What you are asked to do:
In the copy, include every record below exactly as it appears, but no pictures.

Records to process:
* * * * *
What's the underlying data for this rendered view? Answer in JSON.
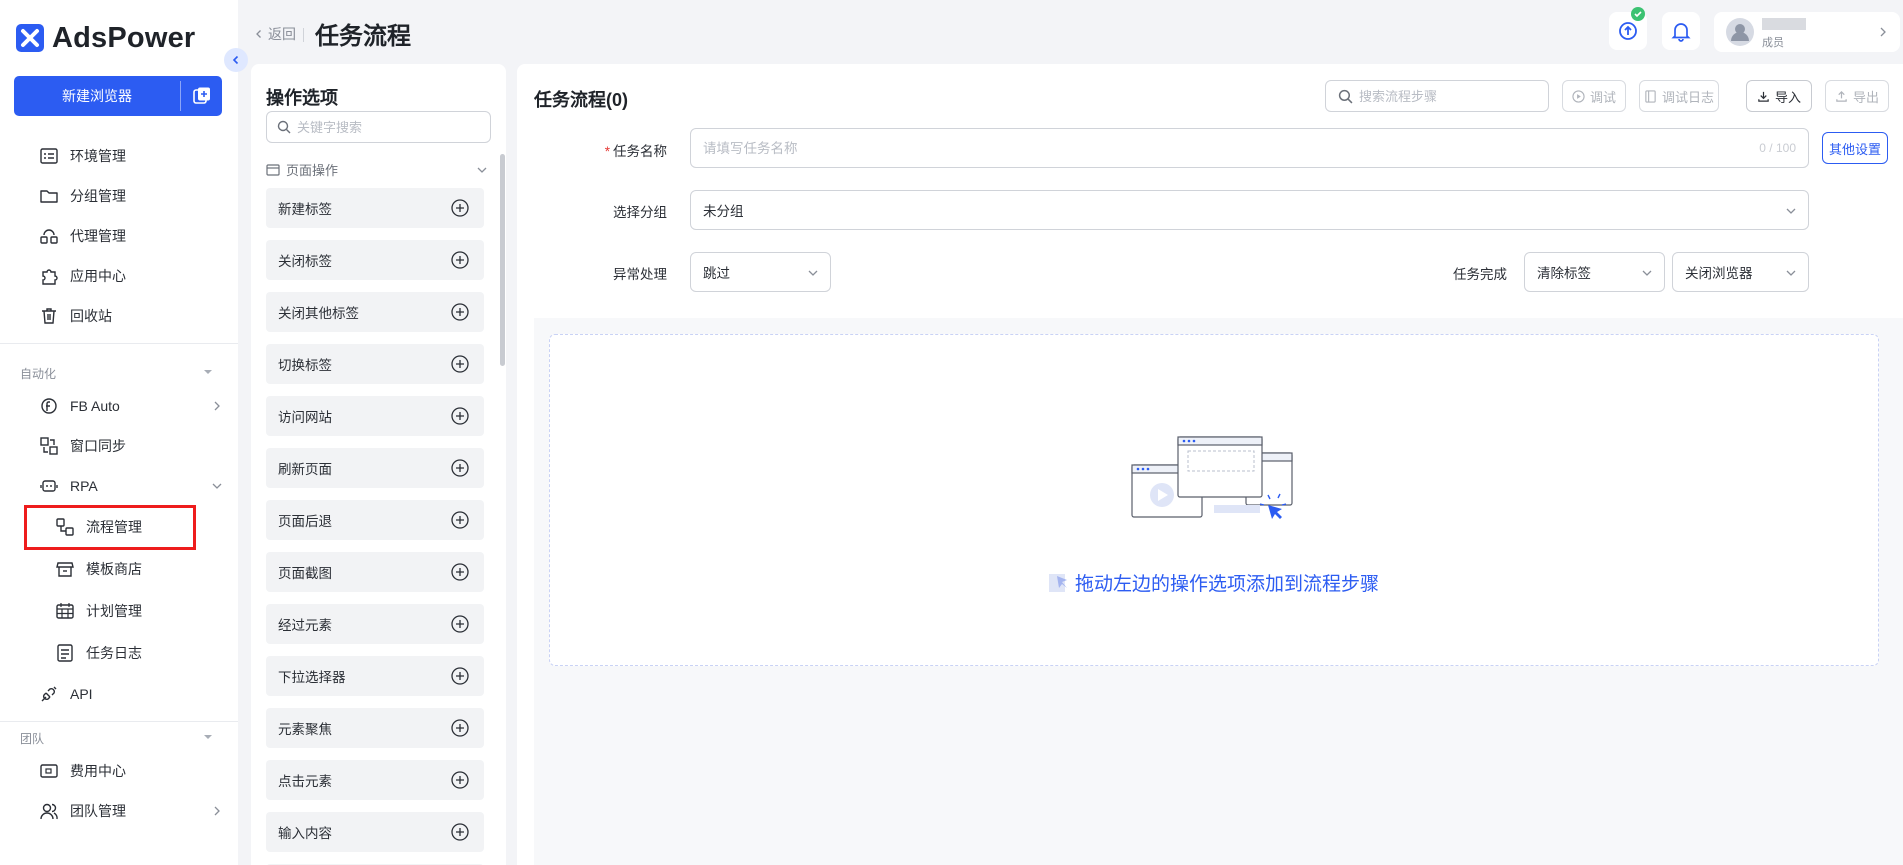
{
  "app": {
    "name": "AdsPower"
  },
  "sidebar": {
    "new_browser": "新建浏览器",
    "items": [
      {
        "label": "环境管理"
      },
      {
        "label": "分组管理"
      },
      {
        "label": "代理管理"
      },
      {
        "label": "应用中心"
      },
      {
        "label": "回收站"
      }
    ],
    "automation_section": "自动化",
    "automation": [
      {
        "label": "FB Auto"
      },
      {
        "label": "窗口同步"
      },
      {
        "label": "RPA"
      }
    ],
    "rpa_sub": [
      {
        "label": "流程管理"
      },
      {
        "label": "模板商店"
      },
      {
        "label": "计划管理"
      },
      {
        "label": "任务日志"
      }
    ],
    "api": "API",
    "team_section": "团队",
    "team": [
      {
        "label": "费用中心"
      },
      {
        "label": "团队管理"
      }
    ]
  },
  "header": {
    "back": "返回",
    "title": "任务流程",
    "user_role": "成员"
  },
  "ops": {
    "title": "操作选项",
    "search_placeholder": "关键字搜索",
    "group": "页面操作",
    "items": [
      {
        "label": "新建标签"
      },
      {
        "label": "关闭标签"
      },
      {
        "label": "关闭其他标签"
      },
      {
        "label": "切换标签"
      },
      {
        "label": "访问网站"
      },
      {
        "label": "刷新页面"
      },
      {
        "label": "页面后退"
      },
      {
        "label": "页面截图"
      },
      {
        "label": "经过元素"
      },
      {
        "label": "下拉选择器"
      },
      {
        "label": "元素聚焦"
      },
      {
        "label": "点击元素"
      },
      {
        "label": "输入内容"
      }
    ]
  },
  "task": {
    "title": "任务流程(0)",
    "search_placeholder": "搜索流程步骤",
    "debug": "调试",
    "debug_log": "调试日志",
    "import": "导入",
    "export": "导出",
    "name_label": "任务名称",
    "name_placeholder": "请填写任务名称",
    "name_counter": "0 / 100",
    "other_settings": "其他设置",
    "group_label": "选择分组",
    "group_value": "未分组",
    "exception_label": "异常处理",
    "exception_value": "跳过",
    "complete_label": "任务完成",
    "complete_value1": "清除标签",
    "complete_value2": "关闭浏览器",
    "empty_hint": "拖动左边的操作选项添加到流程步骤"
  },
  "colors": {
    "accent": "#2c5cf2",
    "highlight": "#ee1c1c"
  }
}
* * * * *
Result:
What's the underlying data for this rendered view? Answer in JSON.
{
  "app": {
    "name": "AdsPower"
  },
  "sidebar": {
    "new_browser": "新建浏览器",
    "items": [
      {
        "label": "环境管理"
      },
      {
        "label": "分组管理"
      },
      {
        "label": "代理管理"
      },
      {
        "label": "应用中心"
      },
      {
        "label": "回收站"
      }
    ],
    "automation_section": "自动化",
    "automation": [
      {
        "label": "FB Auto"
      },
      {
        "label": "窗口同步"
      },
      {
        "label": "RPA"
      }
    ],
    "rpa_sub": [
      {
        "label": "流程管理"
      },
      {
        "label": "模板商店"
      },
      {
        "label": "计划管理"
      },
      {
        "label": "任务日志"
      }
    ],
    "api": "API",
    "team_section": "团队",
    "team": [
      {
        "label": "费用中心"
      },
      {
        "label": "团队管理"
      }
    ]
  },
  "header": {
    "back": "返回",
    "title": "任务流程",
    "user_role": "成员"
  },
  "ops": {
    "title": "操作选项",
    "search_placeholder": "关键字搜索",
    "group": "页面操作",
    "items": [
      {
        "label": "新建标签"
      },
      {
        "label": "关闭标签"
      },
      {
        "label": "关闭其他标签"
      },
      {
        "label": "切换标签"
      },
      {
        "label": "访问网站"
      },
      {
        "label": "刷新页面"
      },
      {
        "label": "页面后退"
      },
      {
        "label": "页面截图"
      },
      {
        "label": "经过元素"
      },
      {
        "label": "下拉选择器"
      },
      {
        "label": "元素聚焦"
      },
      {
        "label": "点击元素"
      },
      {
        "label": "输入内容"
      }
    ]
  },
  "task": {
    "title": "任务流程(0)",
    "search_placeholder": "搜索流程步骤",
    "debug": "调试",
    "debug_log": "调试日志",
    "import": "导入",
    "export": "导出",
    "name_label": "任务名称",
    "name_placeholder": "请填写任务名称",
    "name_counter": "0 / 100",
    "other_settings": "其他设置",
    "group_label": "选择分组",
    "group_value": "未分组",
    "exception_label": "异常处理",
    "exception_value": "跳过",
    "complete_label": "任务完成",
    "complete_value1": "清除标签",
    "complete_value2": "关闭浏览器",
    "empty_hint": "拖动左边的操作选项添加到流程步骤"
  },
  "colors": {
    "accent": "#2c5cf2",
    "highlight": "#ee1c1c"
  }
}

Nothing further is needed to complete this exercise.